The objective function used is (in a maximisation framework):

thus $$\alpha_{i}/A_{ij}$$ is a scaling assigned to project $$j$$ when picked by student $$i$$:

• If the project is highly ranked it (so less preferable) it contributes less;
• If the student has a high mark it contributes more.

## Finding the best solution

An important part of the objective function $$c$$ is that it is linear in $$x$$ (there are no terms like $$x_{13} ^ 2$$). This implies that we can use a neat mathematical tool call Integer Linear Programming to find a solution to the problem of optimising $$c(x)$$ over the constraints listed above.

I’ve written about this sort of thing a few times now, if you’re interested in seeing other examples take a look at:

In this particular case, once the various inputs have been read in (in our case we did this by reading in an excel spreadsheet) the following Python function is all we need:

def create_prob(A=A, alpha=alpha, S=S, chi=chi, beta=beta, kappa=kappa, omega=omega):

number_of_students, number_of_projects = A.shape
prob = pulp.LpProblem("Project matching", pulp.LpMaximize)
x = pulp.LpVariable.dicts("x", itertools.product(range(number_of_students), range(number_of_projects)),
cat=pulp.LpBinary)  # Variables

objective_function = 0
for student in range(number_of_students):
for project in range(number_of_projects):
if A[(student, project)] > 0:
objective_function += x[(student, project)] * (alpha[student]) / ((A[(student, project)]))
prob += objective_function
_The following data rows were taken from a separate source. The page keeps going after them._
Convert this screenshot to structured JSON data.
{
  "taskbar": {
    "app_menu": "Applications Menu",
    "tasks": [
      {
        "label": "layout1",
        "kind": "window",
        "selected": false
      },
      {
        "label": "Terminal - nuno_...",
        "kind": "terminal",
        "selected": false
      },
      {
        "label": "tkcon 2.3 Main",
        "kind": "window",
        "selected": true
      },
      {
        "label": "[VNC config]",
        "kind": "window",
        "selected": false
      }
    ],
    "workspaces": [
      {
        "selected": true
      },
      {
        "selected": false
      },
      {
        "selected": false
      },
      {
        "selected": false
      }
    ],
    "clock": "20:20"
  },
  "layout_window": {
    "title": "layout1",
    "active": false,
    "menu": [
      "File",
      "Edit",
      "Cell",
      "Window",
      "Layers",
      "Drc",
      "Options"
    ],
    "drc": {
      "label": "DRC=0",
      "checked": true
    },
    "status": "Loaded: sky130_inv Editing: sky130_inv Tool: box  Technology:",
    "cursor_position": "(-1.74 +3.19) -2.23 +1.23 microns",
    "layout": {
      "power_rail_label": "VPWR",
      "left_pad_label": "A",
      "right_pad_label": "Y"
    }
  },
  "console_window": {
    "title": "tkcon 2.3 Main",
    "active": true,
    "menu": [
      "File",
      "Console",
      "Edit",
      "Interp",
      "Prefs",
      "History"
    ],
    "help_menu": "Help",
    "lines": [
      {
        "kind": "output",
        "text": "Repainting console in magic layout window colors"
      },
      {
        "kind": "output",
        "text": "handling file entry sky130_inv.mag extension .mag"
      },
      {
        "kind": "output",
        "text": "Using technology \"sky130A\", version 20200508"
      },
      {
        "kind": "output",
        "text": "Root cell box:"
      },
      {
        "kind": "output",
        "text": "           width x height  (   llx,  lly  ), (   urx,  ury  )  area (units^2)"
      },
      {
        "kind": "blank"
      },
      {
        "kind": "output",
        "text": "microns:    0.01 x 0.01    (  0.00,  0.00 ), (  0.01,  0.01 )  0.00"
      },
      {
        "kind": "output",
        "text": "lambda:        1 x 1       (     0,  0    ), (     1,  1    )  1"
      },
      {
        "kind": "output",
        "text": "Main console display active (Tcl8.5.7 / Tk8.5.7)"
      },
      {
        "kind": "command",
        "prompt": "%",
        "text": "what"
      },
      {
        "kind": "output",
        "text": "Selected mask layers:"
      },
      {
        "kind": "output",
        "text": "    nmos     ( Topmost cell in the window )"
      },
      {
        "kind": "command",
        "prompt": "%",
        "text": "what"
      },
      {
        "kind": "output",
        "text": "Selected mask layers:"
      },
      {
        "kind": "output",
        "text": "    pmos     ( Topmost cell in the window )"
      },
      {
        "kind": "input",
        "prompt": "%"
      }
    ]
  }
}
# The upper bound
for student, project in x:
prob += x[student, project] <= float(A[student, project])

# At most chi_j student for every project
for project in range(number_of_projects):
prob += sum(x[(student, project)] for student in range(number_of_students)) <= chi[project]

# At most 1 project per student
for student in range(number_of_students):
prob += sum(x[(student, project)] for project in range(number_of_projects)) <= 1

# At least omega_i project per student
for student in range(number_of_students):
prob += sum(x[(student, project)] for project in range(number_of_projects)) >= omega[student]

# Number of projects supervised
for k, supervisor in enumerate(S):
prob += sum(supervisor[project] / (max(1, supervisor[project])) * sum(x[(student, project)]
for student in range(number_of_students))
for project in range(number_of_projects)) <= beta[k]

# Number of credits supervised
for k, supervisor in enumerate(S):
prob += sum(supervisor[project] * sum(x[(student, project)]
for student in range(number_of_students))
for project in range(number_of_projects)) <= kappa[k]

return prob, x


The following then creates the problem and solves it:


>>> prob, x = create_prob(A=A, alpha=alpha, S=S, beta=beta, kappa=kappa, omega=omega)
>>> prob.solve()
1


The return of 1 simply indicates that the solver arrived at the solution successfully.

### Reflections

Note that all of this can be implemented and done directly in Python which is Open source. The one library that is needed is called pulp which can be installed straightforwardly using pip install pulp.

The solution approach here is exact: it uses integer linear programming, theoretically, as the problem becomes more complex it could take more computational time to find a solution. In these cases heuristic algorithms such as simulated annealing or genetic algorithms can be used. However in practice, this should scale readily for the “usual” class size.

One of the great uses of this type of approach is that it is first of all transparent (if students ask why they have been allocated a certain project we can say why). Second of all, it takes no time to create a new solution given a set of inputs. Whilst it took a bit of time this Summer to write down the mathematical model and the Python code (most of the difficulties with the code was actually reading in the various inputs), next year this should take no time at all.

Finally, the mathematical model is generic enough to be usable by others however if there are certain constraints that are not captured these should be (famous last words) straightforward to add.